Rocks, trucks shot up and burning, and the men
With blackened faces, mission completed,
Disappearing, melting as the papers
Say, into a country of denuded
Intersecting spurs, a land of gouges
I was puzzled, however, as to why the few poems related to ‘Checkpoint’ weren’t grouped together. As the initial and title poem, it feels like it’s there to set the scene. But the following pages feature ‘Debussy: In a Breton Church’, ‘Seven Poems for Tristan and Iseult’, the archaeological ‘Devon Sequence’, and ‘John Keats: About to Write a Letter’, none of which managed to capture my interest. There is often a certain intensity of language in these poems, but where there’s drama it feels overdone, and the mixture of description, symbolism, and stylisation fails to generate the tension of which Tamplin clearly is capable.
Checkpoint is Ronald Tamplin’s third pamphlet, having previously been published by Five Leaves and Smith/Doorstop. Tamplin writes that the poems were “brought together after a gap of many years. The places seen are ones I have lived in, and received from, in those years. I hope there is discernible a continuous thread binding them, a layered sense of figures in a landscape, historic, sometimes legendary, always present”.
Tamplin is an academic poet, and these are not all easily accessible poems. Reading them aloud I found it helped to imagine the poems floating within a layer of historical, musical and artistic references—an interweaving of ideas. They often start in a low-key, almost conversational, observational style. But before you know it you’re in different territory altogether. The title poem inhabits the no-man’s land between countries, and this is the physical and emotional space Tamplin’s poems return to explore, whichever country or setting he locates them in.
To give you a flavour, here are two extracts, the first from ‘Checkpoint’:
And looking back,
Only the circled checkpoint stands, a world apart,
Where white-faced boys trump cards with cards and cars
With guns, alone in the equal darkness where Bedouin
And the black tents move. We stop at a roadhouse
Just before the town. Drinking coffee, I tell a man
What happened as we came. ‘We are all criminals,’
He says, ‘There is no border and we cross it all the time.’
and secondly, from ‘Village’:
I am both
The splayed convoy that surveys its spoilt flesh
And the darkened faces gaining the hills.
And they too change places.

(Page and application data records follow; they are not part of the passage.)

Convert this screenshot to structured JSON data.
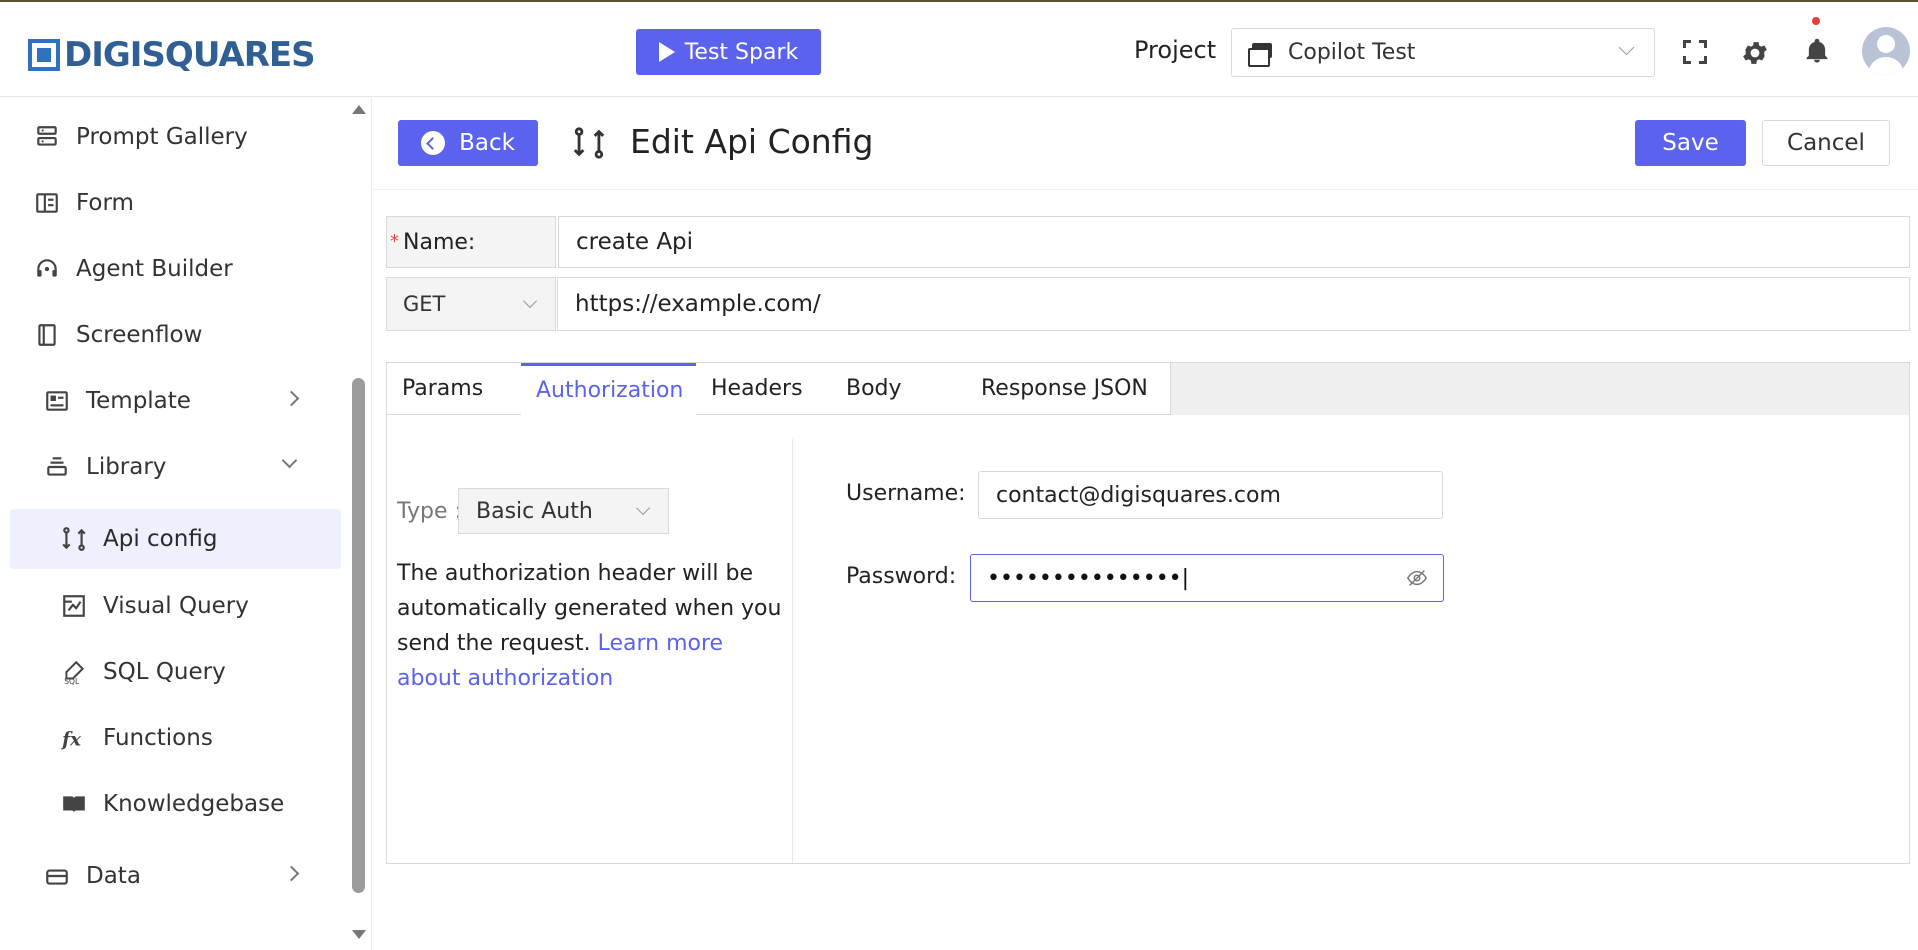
{
  "brand": {
    "logo_text": "DIGISQUARES",
    "accent_color": "#5b63ee",
    "logo_color": "#2f73c0"
  },
  "topbar": {
    "test_spark_label": "Test Spark",
    "project_label": "Project",
    "project_value": "Copilot Test",
    "icons": [
      "fullscreen-icon",
      "gear-icon",
      "bell-icon",
      "avatar"
    ]
  },
  "sidebar": {
    "items": [
      {
        "label": "Prompt Gallery",
        "icon": "gallery-icon"
      },
      {
        "label": "Form",
        "icon": "form-icon"
      },
      {
        "label": "Agent Builder",
        "icon": "headset-icon"
      },
      {
        "label": "Screenflow",
        "icon": "book-icon"
      },
      {
        "label": "Template",
        "icon": "template-icon",
        "expandable": true
      },
      {
        "label": "Library",
        "icon": "stack-icon",
        "expanded": true
      },
      {
        "label": "Api config",
        "icon": "api-icon",
        "active": true
      },
      {
        "label": "Visual Query",
        "icon": "visual-query-icon"
      },
      {
        "label": "SQL Query",
        "icon": "sql-icon"
      },
      {
        "label": "Functions",
        "icon": "fx-icon"
      },
      {
        "label": "Knowledgebase",
        "icon": "open-book-icon"
      },
      {
        "label": "Data",
        "icon": "drive-icon",
        "expandable": true
      }
    ]
  },
  "header": {
    "back_label": "Back",
    "title": "Edit Api Config",
    "save_label": "Save",
    "cancel_label": "Cancel"
  },
  "form": {
    "name_label": "Name:",
    "required_mark": "*",
    "name_value": "create Api",
    "method_value": "GET",
    "url_value": "https://example.com/"
  },
  "tabs": [
    {
      "label": "Params"
    },
    {
      "label": "Authorization",
      "active": true
    },
    {
      "label": "Headers"
    },
    {
      "label": "Body"
    },
    {
      "label": "Response JSON"
    }
  ],
  "auth": {
    "type_label": "Type :",
    "type_value": "Basic Auth",
    "description": "The authorization header will be automatically generated when you send the request.",
    "link_text": "Learn more about authorization",
    "username_label": "Username:",
    "username_value": "contact@digisquares.com",
    "password_label": "Password:",
    "password_value": "•••••••••••••••|"
  }
}
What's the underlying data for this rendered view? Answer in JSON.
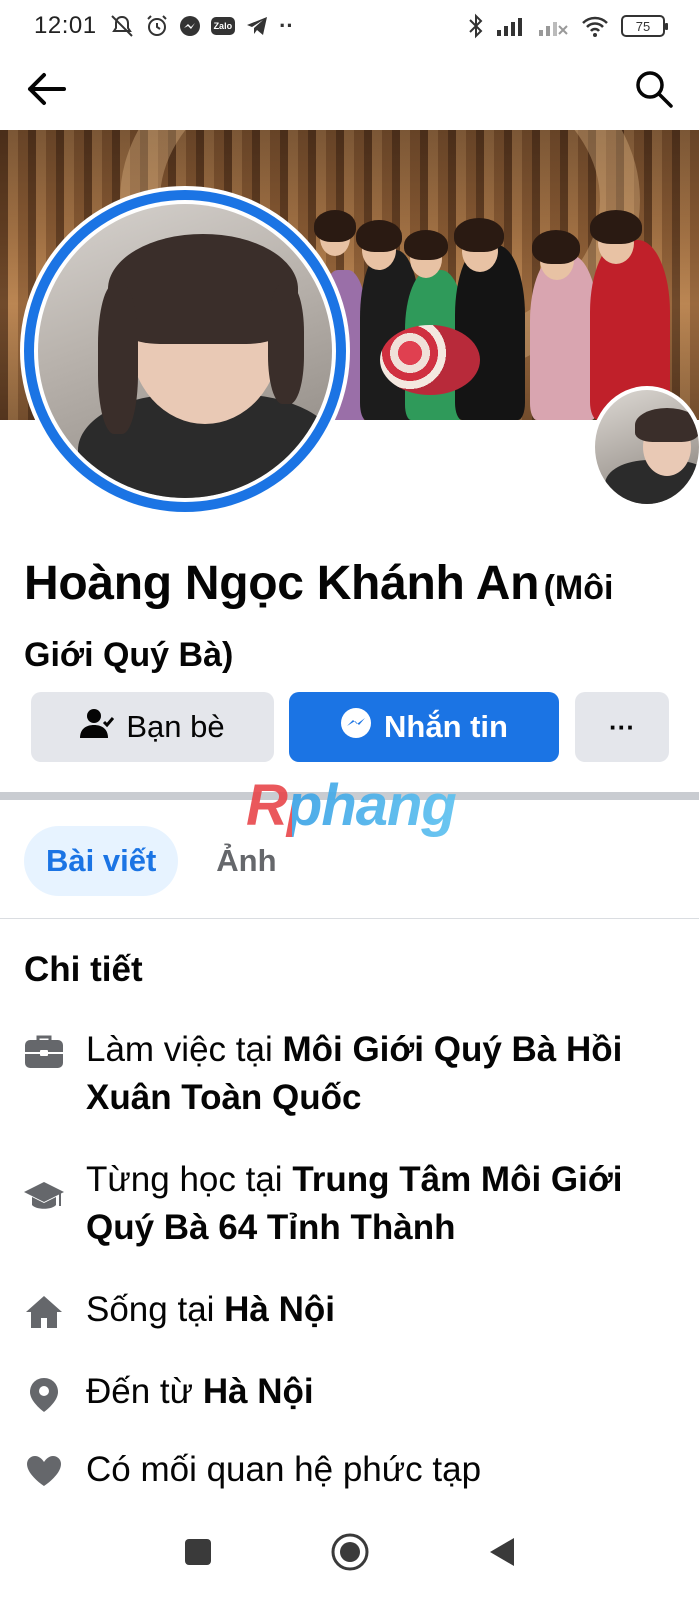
{
  "status_bar": {
    "time": "12:01",
    "zalo_label": "Zalo",
    "battery": "75",
    "more_dots": "··"
  },
  "profile": {
    "name": "Hoàng Ngọc Khánh An",
    "alt_name": "(Môi Giới Quý Bà)"
  },
  "actions": {
    "friends_label": "Bạn bè",
    "message_label": "Nhắn tin",
    "more_label": "···"
  },
  "watermark": "Rphang",
  "tabs": [
    {
      "label": "Bài viết",
      "active": true
    },
    {
      "label": "Ảnh",
      "active": false
    }
  ],
  "details": {
    "title": "Chi tiết",
    "work_prefix": "Làm việc tại ",
    "work_place": "Môi Giới Quý Bà Hồi Xuân Toàn Quốc",
    "study_prefix": "Từng học tại ",
    "study_place": "Trung Tâm Môi Giới Quý Bà 64 Tỉnh Thành",
    "lives_prefix": "Sống tại ",
    "lives_place": "Hà Nội",
    "from_prefix": "Đến từ ",
    "from_place": "Hà Nội",
    "relationship": "Có mối quan hệ phức tạp"
  },
  "colors": {
    "accent": "#1b74e4",
    "button_gray": "#e4e6eb",
    "tab_active_bg": "#e7f3ff",
    "icon_gray": "#65676b"
  },
  "icons": [
    "back-arrow-icon",
    "search-icon",
    "add-friend-icon",
    "messenger-icon",
    "briefcase-icon",
    "graduation-cap-icon",
    "home-icon",
    "location-pin-icon",
    "heart-icon"
  ]
}
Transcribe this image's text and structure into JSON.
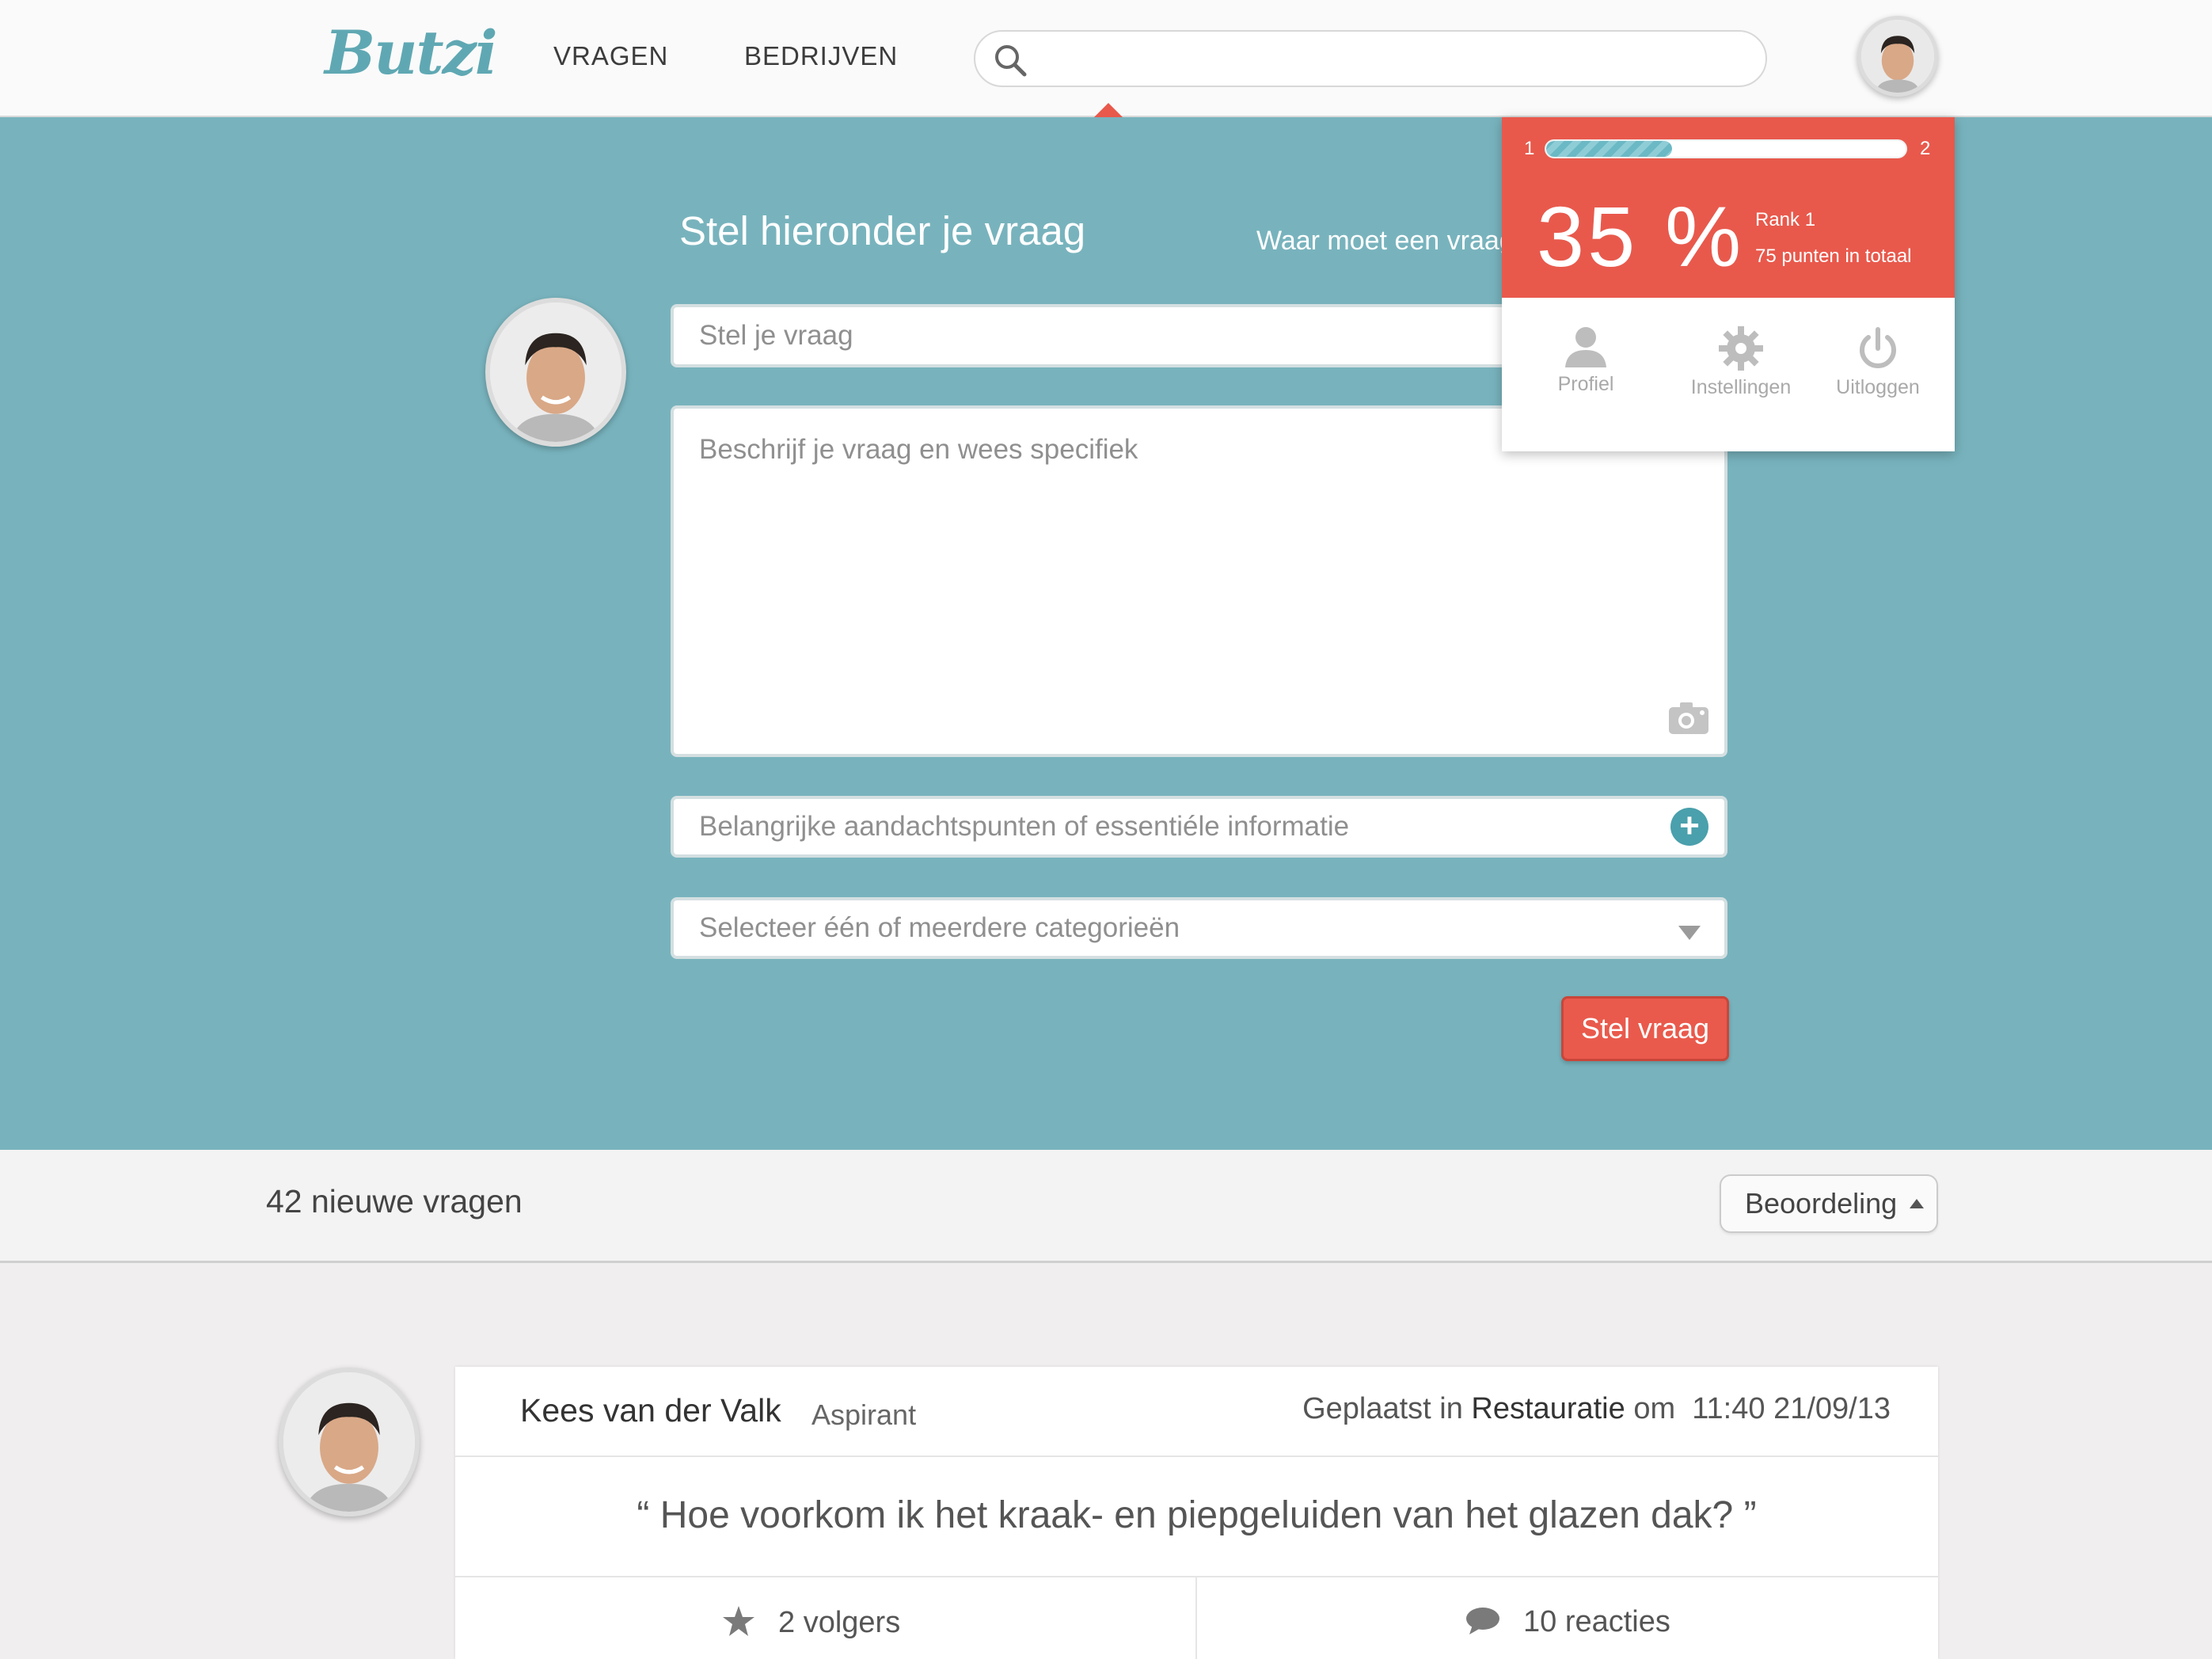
{
  "header": {
    "logo": "Butzi",
    "nav": [
      "VRAGEN",
      "BEDRIJVEN"
    ],
    "search_placeholder": ""
  },
  "ask": {
    "title": "Stel hieronder je vraag",
    "help_link": "Waar moet een vraag",
    "question_placeholder": "Stel je vraag",
    "description_placeholder": "Beschrijf je vraag en wees specifiek",
    "points_placeholder": "Belangrijke aandachtspunten of essentiéle informatie",
    "category_placeholder": "Selecteer één of meerdere categorieën",
    "submit_label": "Stel vraag"
  },
  "user_menu": {
    "level_from": "1",
    "level_to": "2",
    "progress_percent": 35,
    "percent_label": "35 %",
    "rank": "Rank 1",
    "points": "75 punten in totaal",
    "items": [
      {
        "label": "Profiel",
        "icon": "user-icon"
      },
      {
        "label": "Instellingen",
        "icon": "gear-icon"
      },
      {
        "label": "Uitloggen",
        "icon": "power-icon"
      }
    ]
  },
  "list": {
    "count_label": "42 nieuwe vragen",
    "sort_label": "Beoordeling"
  },
  "question": {
    "author": "Kees van der Valk",
    "role": "Aspirant",
    "posted_prefix": "Geplaatst in",
    "category": "Restauratie",
    "posted_at": "om",
    "time": "11:40",
    "date": "21/09/13",
    "text": "“ Hoe voorkom ik het kraak- en piepgeluiden van het glazen dak? ”",
    "followers": "2 volgers",
    "reactions": "10 reacties"
  },
  "colors": {
    "teal": "#78b3bd",
    "accent_red": "#e8594c",
    "logo": "#5fa8b3"
  }
}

There are two longer sequences within this elegantly produced slim pamphlet. ‘Seven Poems for Tristan and Iseult’ alludes to the legend, but doesn’t address it directly, and it wasn’t always easy to know which voice was speaking. I preferred ‘Devon Sequence’, particularly the beautifully crafted poem about Trew’s Weir, written with great delicacy and lightness of touch. Taking the simple image of two ducks, Tamplin is again able to inhabit that no-man’s land between two worlds:
Water slides across the lip, silked
Tresses combed to their fingered ends.
Two ducks move steady, downriver,
Towards the lip, angle left
In exact diagonal,
Avoid, then perch upon a log
Stalled and balanced on the weir’s edge,
The thin line between placid and plunge.
A small niggle—all the poems have (to my eyes) un-necessary initial capital letters at the start of lines, apart from an expansive poem triggered by discovering a picture of St George and the dragon in a small shop in a Turkish town. Because of the lack of initial capitals it has a more modern feel, with line-breaks working with the poem rather than holding the reader up.
As a bonus, the pamphlet includes two stunning line drawings by Robert Tilling—one on the cover and one from his set of illustrations to the Tristan and Iseult sequence. If only the whole set could have been included!